I would like to say that after that experience I suddenly couldn’t stop reading, but sadly no. It was a gradual process and I read off and on over the years. Which brings me back to that article about the stay-at-home mom who became an erotic romance writer. Since I didn’t know about erotic romance (I had read a few romances in my time but nothing steamy), I decided to pick up a few. Guess what? I loved them. Not all of them, mind you, but enough that I really wanted to give it a try.
I did. I wrote my first book, more of a novella, and self-published it in February of 2014 and waited for the money to start rolling in. It’s okay, you can start laughing now. I know. I know. What was I thinking? That I could read a dozen books in my genre, write a book and millions of people would not only find it among the billions of books already out there, but love it and send it to bestsellers list within a month?

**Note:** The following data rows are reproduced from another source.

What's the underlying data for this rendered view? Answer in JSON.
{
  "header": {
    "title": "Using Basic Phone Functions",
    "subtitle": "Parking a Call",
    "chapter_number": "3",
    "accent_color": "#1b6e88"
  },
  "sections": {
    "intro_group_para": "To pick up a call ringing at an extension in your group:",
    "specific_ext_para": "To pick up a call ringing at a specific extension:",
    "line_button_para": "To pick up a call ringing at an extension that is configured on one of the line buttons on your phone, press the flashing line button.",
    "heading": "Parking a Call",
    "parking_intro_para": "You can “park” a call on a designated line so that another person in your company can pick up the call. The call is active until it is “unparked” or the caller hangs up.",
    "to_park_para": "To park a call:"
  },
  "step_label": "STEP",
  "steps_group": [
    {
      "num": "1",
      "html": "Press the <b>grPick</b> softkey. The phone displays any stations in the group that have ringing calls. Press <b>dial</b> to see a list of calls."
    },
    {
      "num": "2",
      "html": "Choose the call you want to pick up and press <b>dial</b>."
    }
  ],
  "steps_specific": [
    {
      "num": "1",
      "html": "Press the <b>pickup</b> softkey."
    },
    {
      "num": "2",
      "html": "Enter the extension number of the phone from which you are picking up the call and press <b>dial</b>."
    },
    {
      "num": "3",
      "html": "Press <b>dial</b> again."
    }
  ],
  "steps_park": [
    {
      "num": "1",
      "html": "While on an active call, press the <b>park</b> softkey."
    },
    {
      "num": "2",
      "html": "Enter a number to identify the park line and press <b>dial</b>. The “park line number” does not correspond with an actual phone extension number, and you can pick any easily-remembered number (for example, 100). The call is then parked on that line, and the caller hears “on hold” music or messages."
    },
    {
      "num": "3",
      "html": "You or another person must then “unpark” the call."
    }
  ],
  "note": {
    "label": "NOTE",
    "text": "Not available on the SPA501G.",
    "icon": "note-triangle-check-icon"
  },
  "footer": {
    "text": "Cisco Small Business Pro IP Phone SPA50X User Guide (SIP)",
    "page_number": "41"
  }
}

Yes, I did believe that, because I knew nothing.
As hard and humiliating as that was to live through, I have been through worse – try having an audience member start snoring while you are up on stage performing improv. So, I did as I always do, I set about learning all I could: about writing, about marketing, talking to other authors, all the stuff I should have done long before I hit the publish button.
I learned a lot, but I still felt as if I had to keep who I really was a secret from readers. I couldn’t tell them I had a learning disability, that I have almost no background in writing or reading – other than plays and sketch writing, or that I spent most of my working career in the visual arts – graphic design and photography – and not the literary arts.
What I learned was not just the fundamental principles of writing over the last year and a half, and how to market myself as a writer, but that my background actually became an advantage. I won over people with my wit and comedic mind on Facebook. These people found out I wrote books and read them. In fact, they are some of my first fans.
My knowledge of performance and comedic timing helped me when I wrote my first romantic comedy, Rules of Payne. I use my graphics and photography background to create my own book cover, teasers, and design my own website.
The lesson you should learn from all this is: don’t be like me. Don’t jump head first into something you know nothing about — and expect million dollar results. I did it so you don’t have to. Seriously, just don’t. But DO jump in!
The lesson I learned is that what I thought was a disadvantage for me was actually helpful in so many ways. Growing up with a learning disability has taught me to think on my feet, keep at it when the going gets tough, never assume it will get better but hard work does pay off eventually, and to know what to pay attention to in order to get by.
Now I write because I love it — I can’t imagine my life without it. I read as if my life depends on it, reading more in the past year and half than I have in the forty years before it. Finally, I view my writing as a place to express myself and experiment with ideas, knowing I will never be a perfect writer because there is no such thing. Every writer is constantly learning about their craft, and if I am doing this twenty, thirty, even fifty years down the road, it will still be a work in progress.